PNG files are raster images, which means it is made-up of small static elements called pixels, each pixel is filled with one color, so if you zoom in enough, you can reach a point where there are no details but single-colored pixels stacked together.
In contrast, vector elements are described by mathematical equations; therefore, results in infinite resolution, which means no matter how you zoom in, the file will not pixelate.
PNGs are often the final product of the design process, i.e., after you create your logo or illustration in a vector, exporting that design as a PNG is a common step.
So, returning that PNG to a vector format isn’t always easy, especially if your design is complicated, but there are two ways to do that in Inkscape:
- Trace Bitmap.
- Manual tracing.
Table of Contents
Convert a PNG to SVG Using Trace Bitmap
It is a built-in tool in Inkscape that enables the user to trace a raster image into a vector one. It is easy to use, and you can achieve fabulous results if you tweaked the settings to what fits your needs.
Pros of Trace Bitmap
- Its ease of use.
- If mastered, it can save you a lot of time.
- There are just enough options to give you the results you are looking for, without confusing the user with many options.
Cons of Trace Bitmap
- It doesn’t always work, for example, it doesn’t work on complex designs, giving poor results in this case, also the quality of the input PNG may be the reason behind its failure sometimes.
- The algorithm isn’t perfect, it generates paths with random nodes, so even in symmetrical shapes it doesn’t produce perfectly symmetrical paths. Also, you may find random nodes in the midst of straight lines which is totally nonsensical!
- It produces infinitesimal paths, which are inconvenient when trying to edit you design in the future, these lead to increase the number of nodes, which can drop the performance by consuming many resources (A lot of math!!).
But if your design that you want to trace is a simple one, you will get a great outcome without the hassle of manually tracing you image.
You can overcome the obstacle of high number of nodes by simplifying the path, but you don’t need to do so unless you are a perfectionist, in that case it is better to perform the tracing manually.
The third problem can be tackled by removing these unwanted paths.
Steps to Perform a Trace Bitmap
- Import the image you want to trace, the easiest way is by dragging and dropping, then choose smooth in the Image Rendering Mode.

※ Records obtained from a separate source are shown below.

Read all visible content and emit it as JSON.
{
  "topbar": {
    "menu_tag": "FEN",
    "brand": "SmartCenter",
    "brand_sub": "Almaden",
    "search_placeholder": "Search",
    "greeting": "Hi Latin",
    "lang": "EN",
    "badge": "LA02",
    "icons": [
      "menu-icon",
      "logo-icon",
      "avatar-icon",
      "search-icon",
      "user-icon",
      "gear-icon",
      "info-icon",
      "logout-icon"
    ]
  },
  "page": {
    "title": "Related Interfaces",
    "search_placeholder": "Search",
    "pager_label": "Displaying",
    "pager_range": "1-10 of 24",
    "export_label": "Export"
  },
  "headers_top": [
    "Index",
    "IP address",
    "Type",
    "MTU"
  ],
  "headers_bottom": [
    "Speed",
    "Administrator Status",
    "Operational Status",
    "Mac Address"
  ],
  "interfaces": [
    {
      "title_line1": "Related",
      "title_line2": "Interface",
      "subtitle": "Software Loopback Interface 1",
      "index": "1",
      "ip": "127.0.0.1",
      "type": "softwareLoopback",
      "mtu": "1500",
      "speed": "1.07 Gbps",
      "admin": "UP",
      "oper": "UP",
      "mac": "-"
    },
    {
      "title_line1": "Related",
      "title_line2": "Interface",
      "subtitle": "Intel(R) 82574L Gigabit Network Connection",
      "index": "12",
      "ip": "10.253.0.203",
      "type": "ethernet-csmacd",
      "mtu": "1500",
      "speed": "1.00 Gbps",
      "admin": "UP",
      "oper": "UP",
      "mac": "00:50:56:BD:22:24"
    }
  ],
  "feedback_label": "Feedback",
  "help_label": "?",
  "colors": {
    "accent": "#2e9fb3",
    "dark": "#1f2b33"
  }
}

- Open the Trace Bitmap menu which can be found in Path>Trace Bitmap.
- If you image is simple, then just select auto trace.
- Click apply.
- Do some clean-up and recoloring; if needed.
Trace Bitmap Main Options
- Single scan vs Multiple scans: this is concerning the output, if you want a single path then choose the first option, if you want multiple paths grouped together then choose multiple scans.
- Tracing method: there are four options.
- Brightness cut-off: this uses the difference in brightness of the input image to make the paths, you can specify the threshold brightness which is basically the difference that Inkscape uses to decide to which path a region belongs.
- Edge detection: this method detects edges rather than silhouettes, so the output is just outlines, but you can color these paths later, the edge threshold is similar to the previous, but in this case, it means how much length should Inkscape consider as a step, but note the edges are paths filled with black not strokes.
- Color quantization (multiple steps): this uses the differences of color to define the steps; it is the best method if you have colorful designs.
- Autotrace: this method uses an algorithm to suggest the best settings; I used this method in the video.
- Centerline tracing: on contrast to the previous methods, this method traces the center of lines; therefore, it is best suited for line-art.
There are minor options you can explore yourself; because If I wrote about them the article will be unnecessarily lengthy.
Convert a PNG to SVG Using Manual Tracing
Manually tracing images works like carbon-copying; but in reverse.
You place your image in Inkscape, then you manually draw on top of the image (you can decrease the opacity of your image to see better), the most useful tool in manual tracing is the Bezier pen, so some knowledge about how the tool works is beneficial at this step.
Pros of Manual Tracing
- You have a full control of the outcome.
- You almost never run out of resources.
- The final outcome is more manageable.
Cons of Manual Tracing
- Can be tedious and time consuming.
- There is learning curve, mastering manual tracing takes a lot of time and effort.
Tips for Manual Tracing
Actually, there are no steps to follow in this process, but here are some guidelines; these are about the options of Bezier pen which are located in the top left of your canvas:
- Create regular Bezier path is the default option: you create corners by clicking, and curves by clicking and dragging.
- Create spiro path lets you create paths of spiral edges with a minimum number of nodes; it is a handy option but trickier to use.
- If you’ll be tracing many curved lines but the spiro paths option doesn’t work for you, then the Create BSpline path option is what you need, but this option is easier to use if you create a relatively higher number of nodes.
- If your design has a lot of sharp corners; then use Create a sequence of straight lines option.
The other options are not relevant when using the Bezier pen to trace.
In this article we learned how to convert a PNG to an SVG, but these methods do work with other image files that are supported by Inkscape like JPG, also we learned a bit about the power of Bezier pen.